_Excerpts from an interface dataset_

____

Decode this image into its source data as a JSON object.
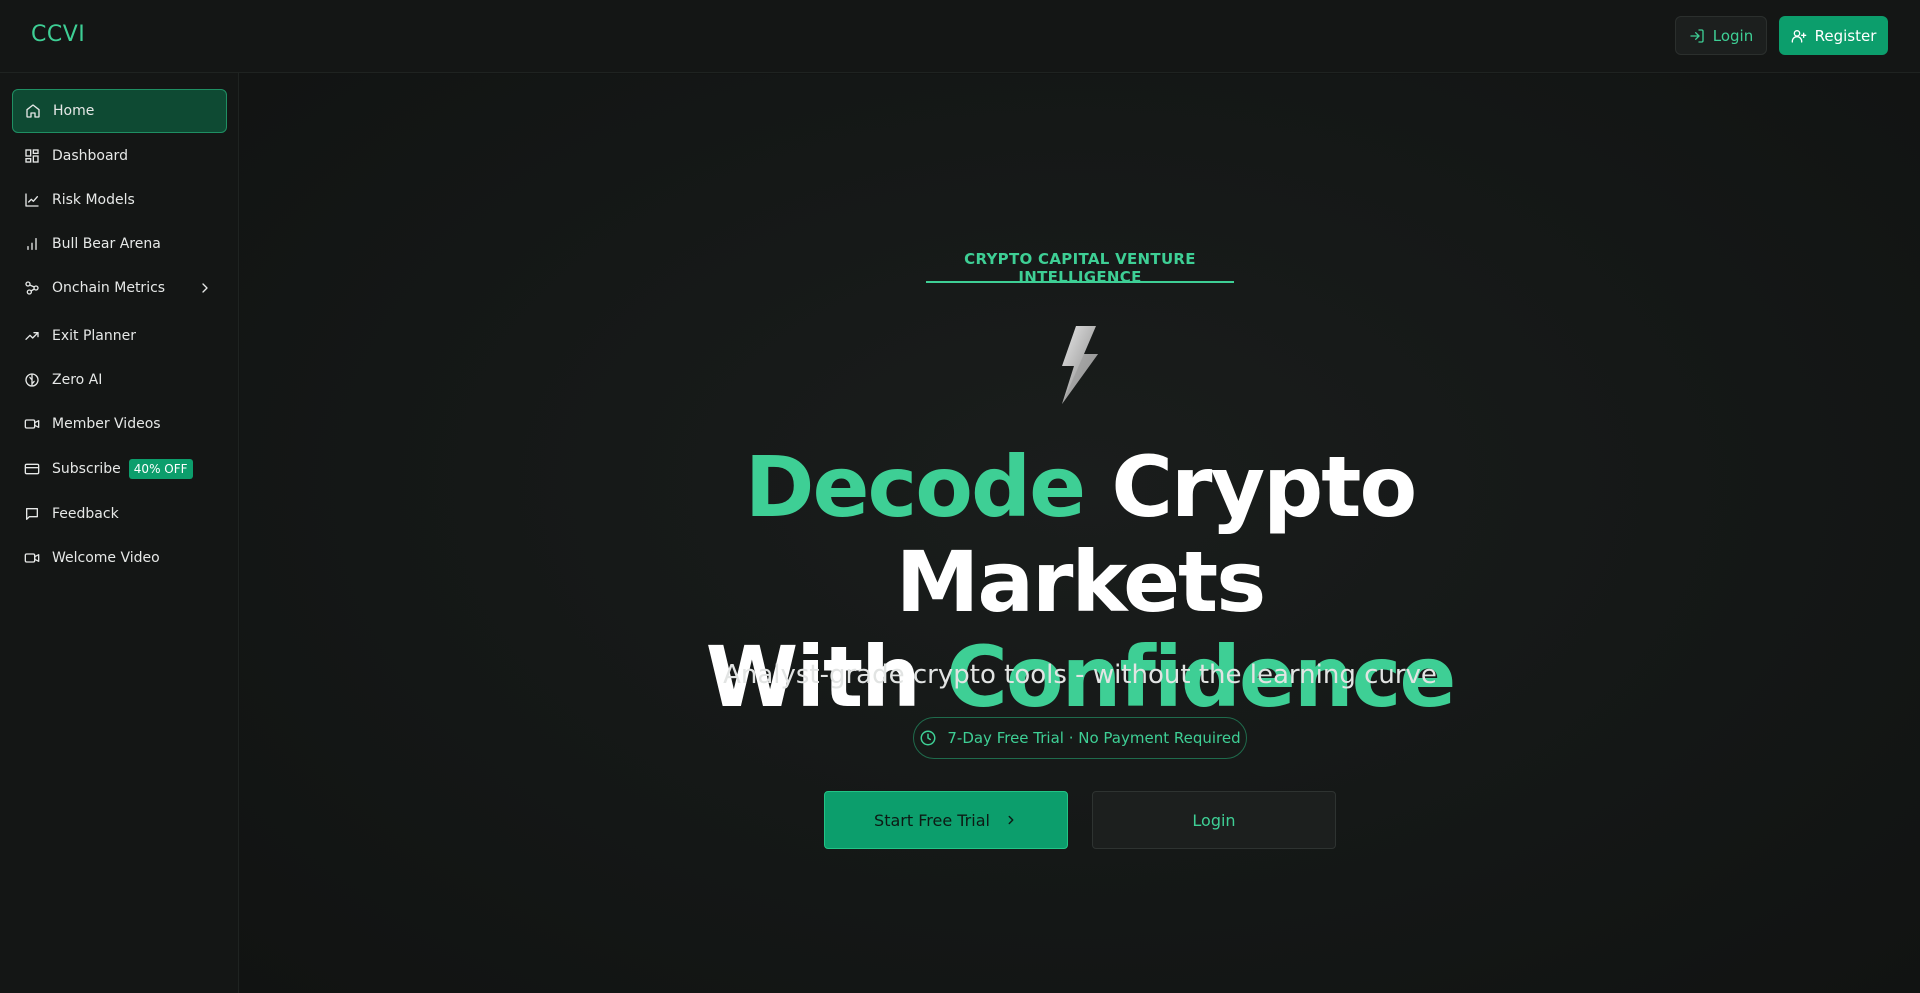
{
  "header": {
    "brand": "CCVI",
    "login_label": "Login",
    "register_label": "Register"
  },
  "sidebar": {
    "items": [
      {
        "label": "Home",
        "icon": "home-icon",
        "active": true
      },
      {
        "label": "Dashboard",
        "icon": "grid-icon"
      },
      {
        "label": "Risk Models",
        "icon": "line-chart-icon"
      },
      {
        "label": "Bull Bear Arena",
        "icon": "bar-chart-icon"
      },
      {
        "label": "Onchain Metrics",
        "icon": "network-icon",
        "expandable": true
      },
      {
        "label": "Exit Planner",
        "icon": "trending-up-icon"
      },
      {
        "label": "Zero AI",
        "icon": "brain-icon"
      },
      {
        "label": "Member Videos",
        "icon": "video-icon"
      },
      {
        "label": "Subscribe",
        "icon": "credit-card-icon",
        "badge": "40% OFF"
      },
      {
        "label": "Feedback",
        "icon": "message-icon"
      },
      {
        "label": "Welcome Video",
        "icon": "video-icon"
      }
    ]
  },
  "hero": {
    "eyebrow": "CRYPTO CAPITAL VENTURE INTELLIGENCE",
    "headline_accent_1": "Decode",
    "headline_rest_1": " Crypto Markets",
    "headline_rest_2": "With ",
    "headline_accent_2": "Confidence",
    "subline": "Analyst-grade crypto tools - without the learning curve",
    "trial_note": "7-Day Free Trial · No Payment Required",
    "cta_primary": "Start Free Trial",
    "cta_secondary": "Login"
  },
  "colors": {
    "accent": "#3ecf95",
    "button_green": "#0c9e6c",
    "background": "#121413"
  }
}
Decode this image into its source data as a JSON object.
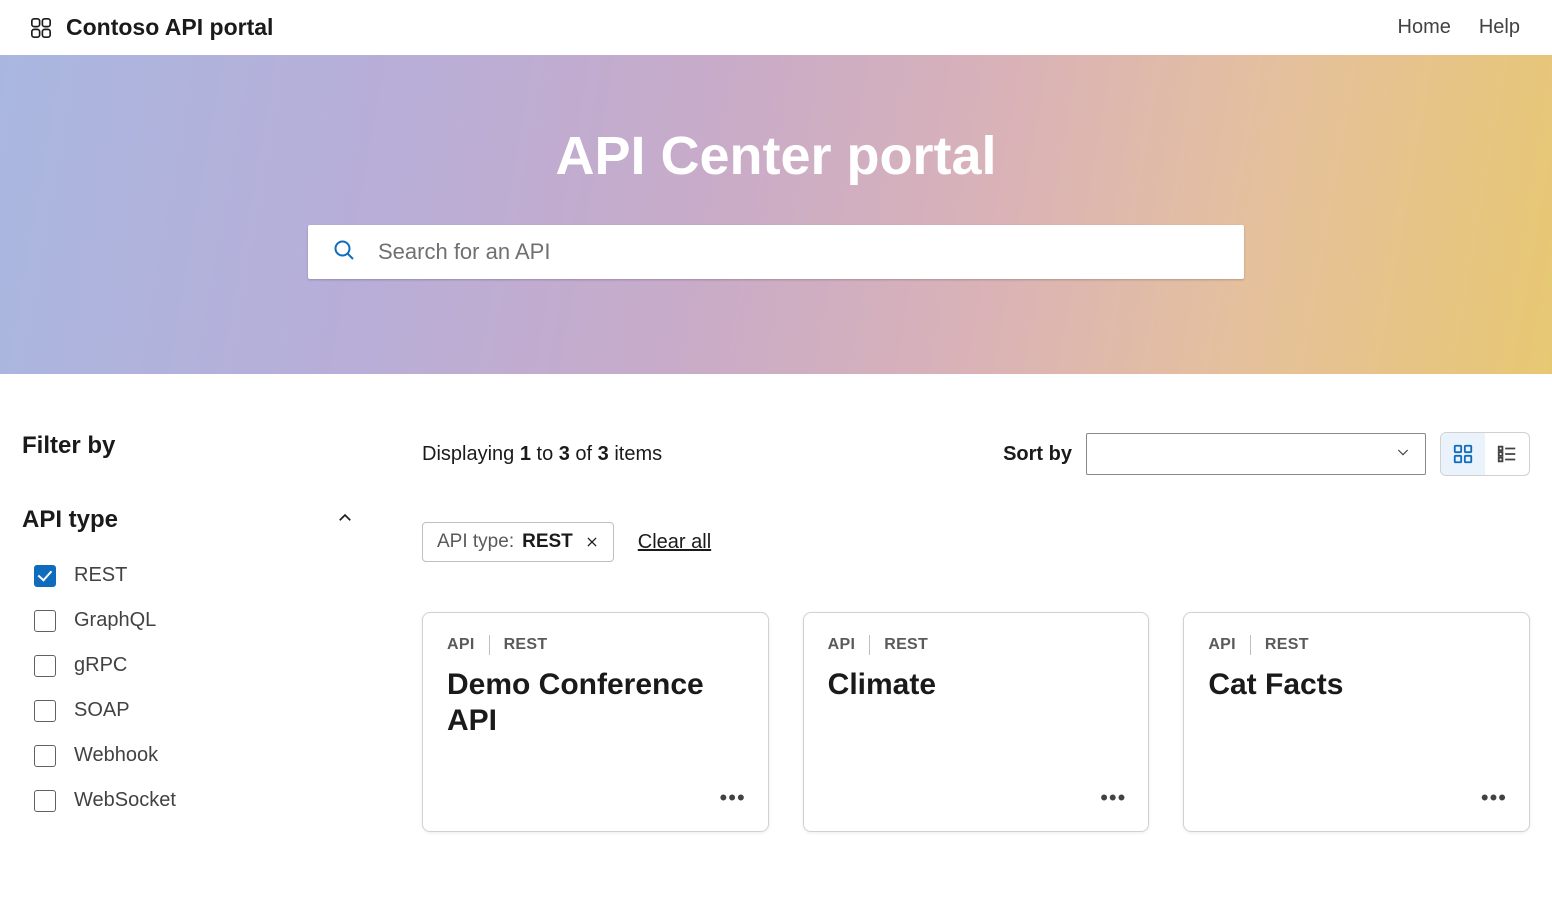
{
  "brand": "Contoso API portal",
  "nav": {
    "home": "Home",
    "help": "Help"
  },
  "hero": {
    "title": "API Center portal",
    "searchPlaceholder": "Search for an API"
  },
  "colors": {
    "accent": "#0f6cbd"
  },
  "filter": {
    "heading": "Filter by",
    "facet": {
      "title": "API type",
      "options": [
        {
          "label": "REST",
          "checked": true
        },
        {
          "label": "GraphQL",
          "checked": false
        },
        {
          "label": "gRPC",
          "checked": false
        },
        {
          "label": "SOAP",
          "checked": false
        },
        {
          "label": "Webhook",
          "checked": false
        },
        {
          "label": "WebSocket",
          "checked": false
        }
      ]
    }
  },
  "results": {
    "displaying": {
      "prefix": "Displaying ",
      "from": "1",
      "toWord": " to ",
      "to": "3",
      "ofWord": " of ",
      "total": "3",
      "suffix": " items"
    },
    "sortLabel": "Sort by",
    "sortValue": "",
    "chips": [
      {
        "key": "API type: ",
        "value": "REST"
      }
    ],
    "clearAll": "Clear all",
    "cards": [
      {
        "badge1": "API",
        "badge2": "REST",
        "title": "Demo Conference API"
      },
      {
        "badge1": "API",
        "badge2": "REST",
        "title": "Climate"
      },
      {
        "badge1": "API",
        "badge2": "REST",
        "title": "Cat Facts"
      }
    ]
  }
}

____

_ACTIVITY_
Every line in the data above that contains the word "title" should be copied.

_SOLUTION TO THIS EXERCISE_
    "title": "API Center portal",
      "title": "API type",
        "title": "Demo Conference API"
        "title": "Climate"
        "title": "Cat Facts"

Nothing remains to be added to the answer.